WHAT YOU HAVE TO DO.
With nothing added or dropped, output every record below exactly.

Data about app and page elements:
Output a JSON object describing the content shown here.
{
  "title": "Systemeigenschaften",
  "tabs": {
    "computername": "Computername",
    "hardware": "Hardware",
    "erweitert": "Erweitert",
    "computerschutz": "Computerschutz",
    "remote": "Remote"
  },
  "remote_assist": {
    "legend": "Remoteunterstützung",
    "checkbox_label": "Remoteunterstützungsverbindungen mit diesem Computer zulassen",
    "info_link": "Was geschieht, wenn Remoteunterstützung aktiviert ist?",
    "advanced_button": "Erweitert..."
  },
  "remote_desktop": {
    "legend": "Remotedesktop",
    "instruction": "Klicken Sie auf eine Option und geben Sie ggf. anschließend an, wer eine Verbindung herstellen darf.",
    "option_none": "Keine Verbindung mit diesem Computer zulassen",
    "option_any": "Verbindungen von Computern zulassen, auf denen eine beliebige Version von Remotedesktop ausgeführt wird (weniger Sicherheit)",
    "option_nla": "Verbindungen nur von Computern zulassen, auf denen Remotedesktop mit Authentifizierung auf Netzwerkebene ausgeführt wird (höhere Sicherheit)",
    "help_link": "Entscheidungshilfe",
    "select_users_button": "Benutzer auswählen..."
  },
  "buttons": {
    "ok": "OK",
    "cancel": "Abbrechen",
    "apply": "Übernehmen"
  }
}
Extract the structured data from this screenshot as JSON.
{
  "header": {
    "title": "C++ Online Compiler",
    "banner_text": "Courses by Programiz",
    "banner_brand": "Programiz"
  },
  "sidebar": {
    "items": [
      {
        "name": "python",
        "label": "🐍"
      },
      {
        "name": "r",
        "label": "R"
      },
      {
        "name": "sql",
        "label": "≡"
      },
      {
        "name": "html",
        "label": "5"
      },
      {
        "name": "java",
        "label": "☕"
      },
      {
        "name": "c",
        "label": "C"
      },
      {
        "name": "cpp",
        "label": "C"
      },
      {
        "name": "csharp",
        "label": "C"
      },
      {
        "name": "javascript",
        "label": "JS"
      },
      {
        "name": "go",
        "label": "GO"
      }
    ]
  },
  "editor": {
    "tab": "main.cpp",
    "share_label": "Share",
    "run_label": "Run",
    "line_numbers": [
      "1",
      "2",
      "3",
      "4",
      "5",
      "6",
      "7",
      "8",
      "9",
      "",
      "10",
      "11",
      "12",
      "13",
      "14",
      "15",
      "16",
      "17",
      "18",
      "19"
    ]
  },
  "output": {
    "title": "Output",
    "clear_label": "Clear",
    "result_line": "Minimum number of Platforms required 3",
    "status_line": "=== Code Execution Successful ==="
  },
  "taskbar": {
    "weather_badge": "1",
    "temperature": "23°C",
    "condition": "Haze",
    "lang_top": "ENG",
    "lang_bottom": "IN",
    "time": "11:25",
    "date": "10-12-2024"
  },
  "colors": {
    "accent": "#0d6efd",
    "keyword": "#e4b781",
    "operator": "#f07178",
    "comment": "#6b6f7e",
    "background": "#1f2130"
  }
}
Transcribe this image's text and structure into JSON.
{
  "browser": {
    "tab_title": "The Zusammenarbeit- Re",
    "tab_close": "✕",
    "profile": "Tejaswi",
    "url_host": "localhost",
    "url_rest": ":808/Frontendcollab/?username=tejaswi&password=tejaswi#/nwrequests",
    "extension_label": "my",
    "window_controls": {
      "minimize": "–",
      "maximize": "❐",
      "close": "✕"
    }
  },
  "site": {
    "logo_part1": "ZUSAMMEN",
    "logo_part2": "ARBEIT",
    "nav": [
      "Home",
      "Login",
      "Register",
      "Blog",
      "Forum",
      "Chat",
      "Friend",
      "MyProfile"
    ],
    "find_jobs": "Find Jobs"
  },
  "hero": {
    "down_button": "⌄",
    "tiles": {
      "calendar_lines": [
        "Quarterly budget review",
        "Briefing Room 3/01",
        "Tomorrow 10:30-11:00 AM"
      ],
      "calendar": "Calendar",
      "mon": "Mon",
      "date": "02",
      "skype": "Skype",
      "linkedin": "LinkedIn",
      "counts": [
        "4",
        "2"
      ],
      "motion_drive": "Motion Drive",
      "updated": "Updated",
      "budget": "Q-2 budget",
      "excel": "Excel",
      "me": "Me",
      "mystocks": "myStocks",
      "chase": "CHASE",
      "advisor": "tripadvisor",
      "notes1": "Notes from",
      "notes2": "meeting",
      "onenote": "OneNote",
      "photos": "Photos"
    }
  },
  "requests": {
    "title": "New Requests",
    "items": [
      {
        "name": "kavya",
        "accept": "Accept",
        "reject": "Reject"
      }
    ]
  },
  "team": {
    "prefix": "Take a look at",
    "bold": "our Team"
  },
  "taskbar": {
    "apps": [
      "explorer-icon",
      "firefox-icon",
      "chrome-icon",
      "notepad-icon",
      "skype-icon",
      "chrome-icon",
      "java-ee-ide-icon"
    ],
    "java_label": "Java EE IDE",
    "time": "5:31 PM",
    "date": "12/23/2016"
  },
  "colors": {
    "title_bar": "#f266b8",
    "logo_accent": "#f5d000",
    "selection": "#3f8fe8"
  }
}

TASK RESULT.
Output a JSON object describing the content shown here.
{
  "title": "Systemeigenschaften",
  "tabs": {
    "computername": "Computername",
    "hardware": "Hardware",
    "erweitert": "Erweitert",
    "computerschutz": "Computerschutz",
    "remote": "Remote"
  },
  "remote_assist": {
    "legend": "Remoteunterstützung",
    "checkbox_label": "Remoteunterstützungsverbindungen mit diesem Computer zulassen",
    "info_link": "Was geschieht, wenn Remoteunterstützung aktiviert ist?",
    "advanced_button": "Erweitert..."
  },
  "remote_desktop": {
    "legend": "Remotedesktop",
    "instruction": "Klicken Sie auf eine Option und geben Sie ggf. anschließend an, wer eine Verbindung herstellen darf.",
    "option_none": "Keine Verbindung mit diesem Computer zulassen",
    "option_any": "Verbindungen von Computern zulassen, auf denen eine beliebige Version von Remotedesktop ausgeführt wird (weniger Sicherheit)",
    "option_nla": "Verbindungen nur von Computern zulassen, auf denen Remotedesktop mit Authentifizierung auf Netzwerkebene ausgeführt wird (höhere Sicherheit)",
    "help_link": "Entscheidungshilfe",
    "select_users_button": "Benutzer auswählen..."
  },
  "buttons": {
    "ok": "OK",
    "cancel": "Abbrechen",
    "apply": "Übernehmen"
  }
}
Extract the structured data from this screenshot as JSON.
{
  "header": {
    "title": "C++ Online Compiler",
    "banner_text": "Courses by Programiz",
    "banner_brand": "Programiz"
  },
  "sidebar": {
    "items": [
      {
        "name": "python",
        "label": "🐍"
      },
      {
        "name": "r",
        "label": "R"
      },
      {
        "name": "sql",
        "label": "≡"
      },
      {
        "name": "html",
        "label": "5"
      },
      {
        "name": "java",
        "label": "☕"
      },
      {
        "name": "c",
        "label": "C"
      },
      {
        "name": "cpp",
        "label": "C"
      },
      {
        "name": "csharp",
        "label": "C"
      },
      {
        "name": "javascript",
        "label": "JS"
      },
      {
        "name": "go",
        "label": "GO"
      }
    ]
  },
  "editor": {
    "tab": "main.cpp",
    "share_label": "Share",
    "run_label": "Run",
    "line_numbers": [
      "1",
      "2",
      "3",
      "4",
      "5",
      "6",
      "7",
      "8",
      "9",
      "",
      "10",
      "11",
      "12",
      "13",
      "14",
      "15",
      "16",
      "17",
      "18",
      "19"
    ]
  },
  "output": {
    "title": "Output",
    "clear_label": "Clear",
    "result_line": "Minimum number of Platforms required 3",
    "status_line": "=== Code Execution Successful ==="
  },
  "taskbar": {
    "weather_badge": "1",
    "temperature": "23°C",
    "condition": "Haze",
    "lang_top": "ENG",
    "lang_bottom": "IN",
    "time": "11:25",
    "date": "10-12-2024"
  },
  "colors": {
    "accent": "#0d6efd",
    "keyword": "#e4b781",
    "operator": "#f07178",
    "comment": "#6b6f7e",
    "background": "#1f2130"
  }
}
Transcribe this image's text and structure into JSON.
{
  "browser": {
    "tab_title": "The Zusammenarbeit- Re",
    "tab_close": "✕",
    "profile": "Tejaswi",
    "url_host": "localhost",
    "url_rest": ":808/Frontendcollab/?username=tejaswi&password=tejaswi#/nwrequests",
    "extension_label": "my",
    "window_controls": {
      "minimize": "–",
      "maximize": "❐",
      "close": "✕"
    }
  },
  "site": {
    "logo_part1": "ZUSAMMEN",
    "logo_part2": "ARBEIT",
    "nav": [
      "Home",
      "Login",
      "Register",
      "Blog",
      "Forum",
      "Chat",
      "Friend",
      "MyProfile"
    ],
    "find_jobs": "Find Jobs"
  },
  "hero": {
    "down_button": "⌄",
    "tiles": {
      "calendar_lines": [
        "Quarterly budget review",
        "Briefing Room 3/01",
        "Tomorrow 10:30-11:00 AM"
      ],
      "calendar": "Calendar",
      "mon": "Mon",
      "date": "02",
      "skype": "Skype",
      "linkedin": "LinkedIn",
      "counts": [
        "4",
        "2"
      ],
      "motion_drive": "Motion Drive",
      "updated": "Updated",
      "budget": "Q-2 budget",
      "excel": "Excel",
      "me": "Me",
      "mystocks": "myStocks",
      "chase": "CHASE",
      "advisor": "tripadvisor",
      "notes1": "Notes from",
      "notes2": "meeting",
      "onenote": "OneNote",
      "photos": "Photos"
    }
  },
  "requests": {
    "title": "New Requests",
    "items": [
      {
        "name": "kavya",
        "accept": "Accept",
        "reject": "Reject"
      }
    ]
  },
  "team": {
    "prefix": "Take a look at",
    "bold": "our Team"
  },
  "taskbar": {
    "apps": [
      "explorer-icon",
      "firefox-icon",
      "chrome-icon",
      "notepad-icon",
      "skype-icon",
      "chrome-icon",
      "java-ee-ide-icon"
    ],
    "java_label": "Java EE IDE",
    "time": "5:31 PM",
    "date": "12/23/2016"
  },
  "colors": {
    "title_bar": "#f266b8",
    "logo_accent": "#f5d000",
    "selection": "#3f8fe8"
  }
}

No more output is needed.